**Required action**
Go through the entries one line at a time, and gather every line that has the word "hint".

[Dataset rows describing interfaces]
——————

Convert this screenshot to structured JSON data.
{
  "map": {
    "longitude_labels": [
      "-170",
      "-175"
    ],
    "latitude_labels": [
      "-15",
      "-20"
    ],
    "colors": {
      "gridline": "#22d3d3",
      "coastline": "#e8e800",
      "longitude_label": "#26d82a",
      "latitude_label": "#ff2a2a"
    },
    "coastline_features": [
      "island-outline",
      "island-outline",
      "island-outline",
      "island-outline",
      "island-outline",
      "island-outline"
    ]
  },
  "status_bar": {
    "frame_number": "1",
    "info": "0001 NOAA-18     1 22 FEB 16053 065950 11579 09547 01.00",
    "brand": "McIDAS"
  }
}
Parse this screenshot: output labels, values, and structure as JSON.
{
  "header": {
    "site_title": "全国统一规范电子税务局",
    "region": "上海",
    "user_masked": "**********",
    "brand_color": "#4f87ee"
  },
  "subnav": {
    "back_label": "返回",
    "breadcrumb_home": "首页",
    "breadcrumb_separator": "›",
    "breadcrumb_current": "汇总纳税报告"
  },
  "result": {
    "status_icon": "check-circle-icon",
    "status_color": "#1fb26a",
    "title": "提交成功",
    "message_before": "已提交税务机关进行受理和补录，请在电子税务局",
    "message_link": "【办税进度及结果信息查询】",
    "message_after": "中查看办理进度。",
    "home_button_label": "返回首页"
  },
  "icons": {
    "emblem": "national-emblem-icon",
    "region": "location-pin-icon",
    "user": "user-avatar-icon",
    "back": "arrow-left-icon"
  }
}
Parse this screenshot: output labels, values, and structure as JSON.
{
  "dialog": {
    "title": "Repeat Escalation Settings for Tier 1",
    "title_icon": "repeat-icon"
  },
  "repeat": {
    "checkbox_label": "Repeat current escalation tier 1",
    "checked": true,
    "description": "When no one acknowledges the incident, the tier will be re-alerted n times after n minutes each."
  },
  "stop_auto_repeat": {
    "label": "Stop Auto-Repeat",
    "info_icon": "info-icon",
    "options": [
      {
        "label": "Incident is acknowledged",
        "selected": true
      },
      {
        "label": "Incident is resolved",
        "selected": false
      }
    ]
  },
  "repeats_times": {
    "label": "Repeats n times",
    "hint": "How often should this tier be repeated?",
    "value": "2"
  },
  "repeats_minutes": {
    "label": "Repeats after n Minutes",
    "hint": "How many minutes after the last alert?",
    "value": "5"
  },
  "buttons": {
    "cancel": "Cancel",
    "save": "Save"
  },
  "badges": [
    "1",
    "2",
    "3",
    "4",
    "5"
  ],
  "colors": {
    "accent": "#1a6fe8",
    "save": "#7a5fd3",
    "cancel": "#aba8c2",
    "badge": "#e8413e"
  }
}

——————

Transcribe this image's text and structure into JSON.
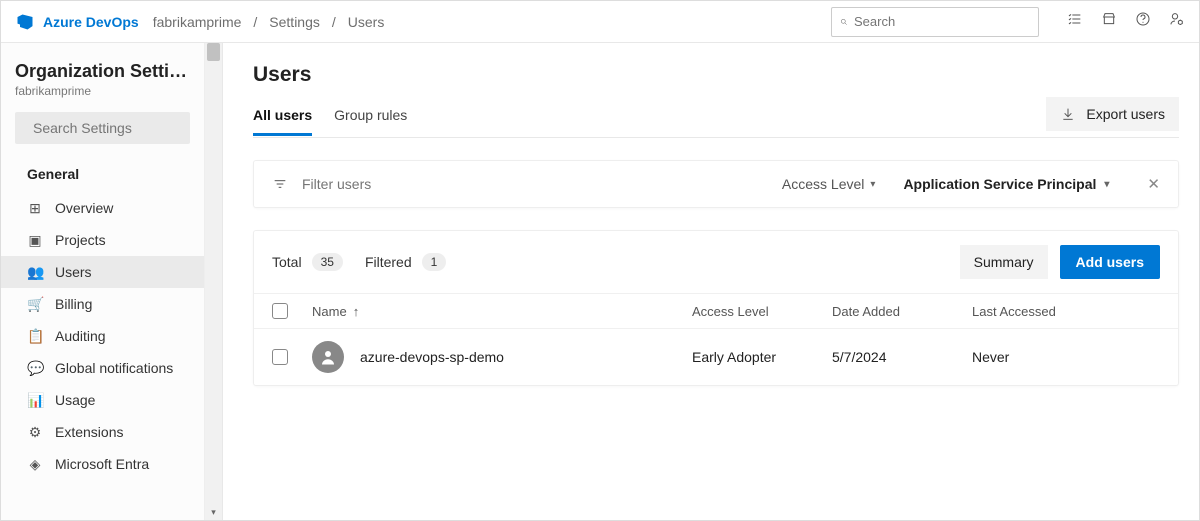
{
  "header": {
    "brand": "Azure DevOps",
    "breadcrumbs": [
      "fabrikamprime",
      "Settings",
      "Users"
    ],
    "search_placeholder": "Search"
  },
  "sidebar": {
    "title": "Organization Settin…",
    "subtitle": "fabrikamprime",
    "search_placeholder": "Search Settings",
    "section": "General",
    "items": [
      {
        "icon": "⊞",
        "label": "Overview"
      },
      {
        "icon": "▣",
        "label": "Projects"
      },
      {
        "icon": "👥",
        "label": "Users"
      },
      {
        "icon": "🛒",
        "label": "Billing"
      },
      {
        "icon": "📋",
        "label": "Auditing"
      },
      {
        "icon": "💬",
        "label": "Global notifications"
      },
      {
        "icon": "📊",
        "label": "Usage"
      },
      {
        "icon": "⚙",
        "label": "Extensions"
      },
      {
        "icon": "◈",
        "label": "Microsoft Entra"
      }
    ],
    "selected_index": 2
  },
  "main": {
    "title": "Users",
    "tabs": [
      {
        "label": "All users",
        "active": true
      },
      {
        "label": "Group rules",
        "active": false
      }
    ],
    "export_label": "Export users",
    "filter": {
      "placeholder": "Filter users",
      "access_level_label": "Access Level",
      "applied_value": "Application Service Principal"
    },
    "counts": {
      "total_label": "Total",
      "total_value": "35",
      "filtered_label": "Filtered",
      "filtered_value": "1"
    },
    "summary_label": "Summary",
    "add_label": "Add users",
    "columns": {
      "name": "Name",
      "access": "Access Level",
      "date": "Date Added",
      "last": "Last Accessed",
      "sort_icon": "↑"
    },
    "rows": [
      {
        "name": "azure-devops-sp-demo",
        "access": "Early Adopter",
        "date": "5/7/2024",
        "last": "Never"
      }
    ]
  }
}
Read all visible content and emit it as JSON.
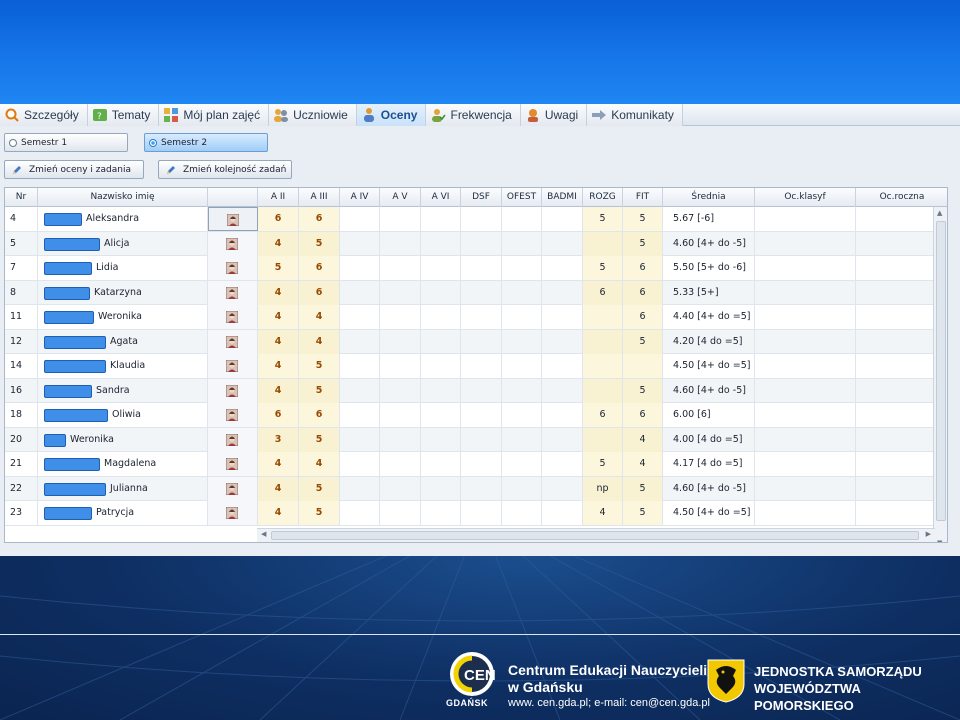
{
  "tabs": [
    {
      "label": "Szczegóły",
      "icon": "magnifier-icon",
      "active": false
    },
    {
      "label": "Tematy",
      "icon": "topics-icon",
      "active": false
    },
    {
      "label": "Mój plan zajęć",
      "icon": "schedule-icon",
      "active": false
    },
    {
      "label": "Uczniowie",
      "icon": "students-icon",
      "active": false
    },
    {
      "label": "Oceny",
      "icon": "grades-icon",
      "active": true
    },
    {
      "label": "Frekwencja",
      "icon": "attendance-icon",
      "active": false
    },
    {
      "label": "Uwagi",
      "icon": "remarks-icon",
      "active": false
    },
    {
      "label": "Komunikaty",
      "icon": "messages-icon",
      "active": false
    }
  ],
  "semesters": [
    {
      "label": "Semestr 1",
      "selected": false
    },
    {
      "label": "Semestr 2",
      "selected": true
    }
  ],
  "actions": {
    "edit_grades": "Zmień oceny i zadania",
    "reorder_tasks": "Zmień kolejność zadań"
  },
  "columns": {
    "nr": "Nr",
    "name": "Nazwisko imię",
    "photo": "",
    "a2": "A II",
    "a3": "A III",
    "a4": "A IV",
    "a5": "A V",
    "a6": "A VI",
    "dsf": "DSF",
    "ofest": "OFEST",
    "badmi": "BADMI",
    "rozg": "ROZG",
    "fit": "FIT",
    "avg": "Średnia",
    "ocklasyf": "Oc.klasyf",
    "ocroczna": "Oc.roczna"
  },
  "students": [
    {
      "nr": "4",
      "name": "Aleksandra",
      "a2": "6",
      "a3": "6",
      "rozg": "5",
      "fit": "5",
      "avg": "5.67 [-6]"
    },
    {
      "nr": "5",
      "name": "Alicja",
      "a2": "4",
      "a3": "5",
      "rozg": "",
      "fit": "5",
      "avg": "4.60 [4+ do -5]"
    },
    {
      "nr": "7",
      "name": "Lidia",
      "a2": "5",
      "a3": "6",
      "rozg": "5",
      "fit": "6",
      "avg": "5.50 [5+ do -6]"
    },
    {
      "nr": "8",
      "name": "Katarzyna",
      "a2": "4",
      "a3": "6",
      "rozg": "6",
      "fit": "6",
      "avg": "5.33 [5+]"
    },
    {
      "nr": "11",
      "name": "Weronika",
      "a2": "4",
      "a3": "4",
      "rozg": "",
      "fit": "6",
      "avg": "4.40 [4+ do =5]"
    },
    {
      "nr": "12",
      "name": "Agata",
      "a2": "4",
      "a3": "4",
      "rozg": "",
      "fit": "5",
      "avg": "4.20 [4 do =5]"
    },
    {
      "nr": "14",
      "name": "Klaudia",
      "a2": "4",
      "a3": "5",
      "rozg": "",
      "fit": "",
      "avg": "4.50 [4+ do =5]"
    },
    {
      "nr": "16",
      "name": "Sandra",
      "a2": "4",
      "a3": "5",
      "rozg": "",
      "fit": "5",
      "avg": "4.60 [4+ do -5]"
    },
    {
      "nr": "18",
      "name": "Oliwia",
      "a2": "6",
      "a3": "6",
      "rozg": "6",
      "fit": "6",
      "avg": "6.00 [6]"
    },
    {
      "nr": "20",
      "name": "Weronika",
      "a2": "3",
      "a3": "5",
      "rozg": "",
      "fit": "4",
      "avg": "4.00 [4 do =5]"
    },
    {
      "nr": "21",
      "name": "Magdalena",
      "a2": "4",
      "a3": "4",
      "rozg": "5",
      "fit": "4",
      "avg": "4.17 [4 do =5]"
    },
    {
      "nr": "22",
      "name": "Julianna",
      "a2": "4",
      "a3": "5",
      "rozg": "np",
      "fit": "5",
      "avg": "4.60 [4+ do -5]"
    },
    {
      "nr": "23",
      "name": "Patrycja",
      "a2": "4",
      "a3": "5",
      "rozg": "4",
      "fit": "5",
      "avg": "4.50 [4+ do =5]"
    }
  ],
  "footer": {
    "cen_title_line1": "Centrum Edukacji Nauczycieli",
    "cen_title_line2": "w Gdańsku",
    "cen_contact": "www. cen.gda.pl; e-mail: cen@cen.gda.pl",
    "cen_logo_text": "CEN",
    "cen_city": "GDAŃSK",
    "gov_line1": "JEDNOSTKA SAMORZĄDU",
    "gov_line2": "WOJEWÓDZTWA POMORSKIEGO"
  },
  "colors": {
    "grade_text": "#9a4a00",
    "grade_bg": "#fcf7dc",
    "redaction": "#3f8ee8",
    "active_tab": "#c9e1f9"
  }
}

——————

**Your response**
    "hint": "How often should this tier be repeated?",
    "hint": "How many minutes after the last alert?",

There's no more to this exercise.